■ **EXERCISE OBJECTIVE**
The result should be an exact copy of the entries that follow, with no pictures included.

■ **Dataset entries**
════
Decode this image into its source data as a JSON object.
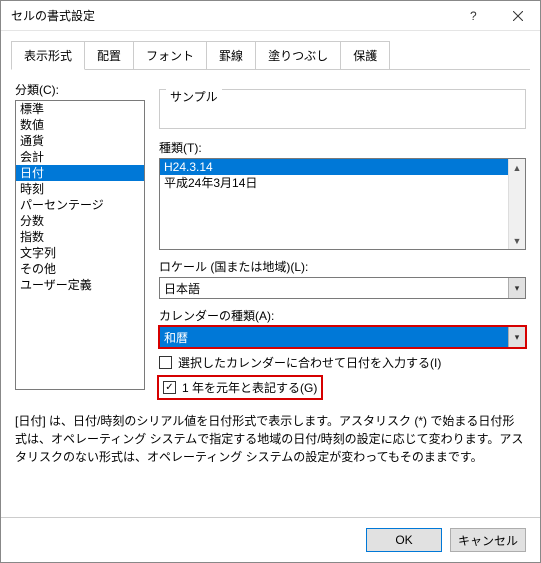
{
  "window": {
    "title": "セルの書式設定"
  },
  "tabs": [
    "表示形式",
    "配置",
    "フォント",
    "罫線",
    "塗りつぶし",
    "保護"
  ],
  "active_tab": 0,
  "category": {
    "label": "分類(C):",
    "items": [
      "標準",
      "数値",
      "通貨",
      "会計",
      "日付",
      "時刻",
      "パーセンテージ",
      "分数",
      "指数",
      "文字列",
      "その他",
      "ユーザー定義"
    ],
    "selected_index": 4
  },
  "sample": {
    "legend": "サンプル",
    "value": ""
  },
  "type": {
    "label": "種類(T):",
    "items": [
      "H24.3.14",
      "平成24年3月14日"
    ],
    "selected_index": 0
  },
  "locale": {
    "label": "ロケール (国または地域)(L):",
    "value": "日本語"
  },
  "calendar": {
    "label": "カレンダーの種類(A):",
    "value": "和暦"
  },
  "checkboxes": {
    "match_calendar": {
      "label": "選択したカレンダーに合わせて日付を入力する(I)",
      "checked": false
    },
    "gannen": {
      "label": "1 年を元年と表記する(G)",
      "checked": true
    }
  },
  "description": "[日付] は、日付/時刻のシリアル値を日付形式で表示します。アスタリスク (*) で始まる日付形式は、オペレーティング システムで指定する地域の日付/時刻の設定に応じて変わります。アスタリスクのない形式は、オペレーティング システムの設定が変わってもそのままです。",
  "buttons": {
    "ok": "OK",
    "cancel": "キャンセル"
  }
}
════
■ **SOLUTION FOR THIS PROBLEM**
Decode this image into its source data as a JSON object.
{
  "window": {
    "title": "セルの書式設定"
  },
  "tabs": [
    "表示形式",
    "配置",
    "フォント",
    "罫線",
    "塗りつぶし",
    "保護"
  ],
  "active_tab": 0,
  "category": {
    "label": "分類(C):",
    "items": [
      "標準",
      "数値",
      "通貨",
      "会計",
      "日付",
      "時刻",
      "パーセンテージ",
      "分数",
      "指数",
      "文字列",
      "その他",
      "ユーザー定義"
    ],
    "selected_index": 4
  },
  "sample": {
    "legend": "サンプル",
    "value": ""
  },
  "type": {
    "label": "種類(T):",
    "items": [
      "H24.3.14",
      "平成24年3月14日"
    ],
    "selected_index": 0
  },
  "locale": {
    "label": "ロケール (国または地域)(L):",
    "value": "日本語"
  },
  "calendar": {
    "label": "カレンダーの種類(A):",
    "value": "和暦"
  },
  "checkboxes": {
    "match_calendar": {
      "label": "選択したカレンダーに合わせて日付を入力する(I)",
      "checked": false
    },
    "gannen": {
      "label": "1 年を元年と表記する(G)",
      "checked": true
    }
  },
  "description": "[日付] は、日付/時刻のシリアル値を日付形式で表示します。アスタリスク (*) で始まる日付形式は、オペレーティング システムで指定する地域の日付/時刻の設定に応じて変わります。アスタリスクのない形式は、オペレーティング システムの設定が変わってもそのままです。",
  "buttons": {
    "ok": "OK",
    "cancel": "キャンセル"
  }
}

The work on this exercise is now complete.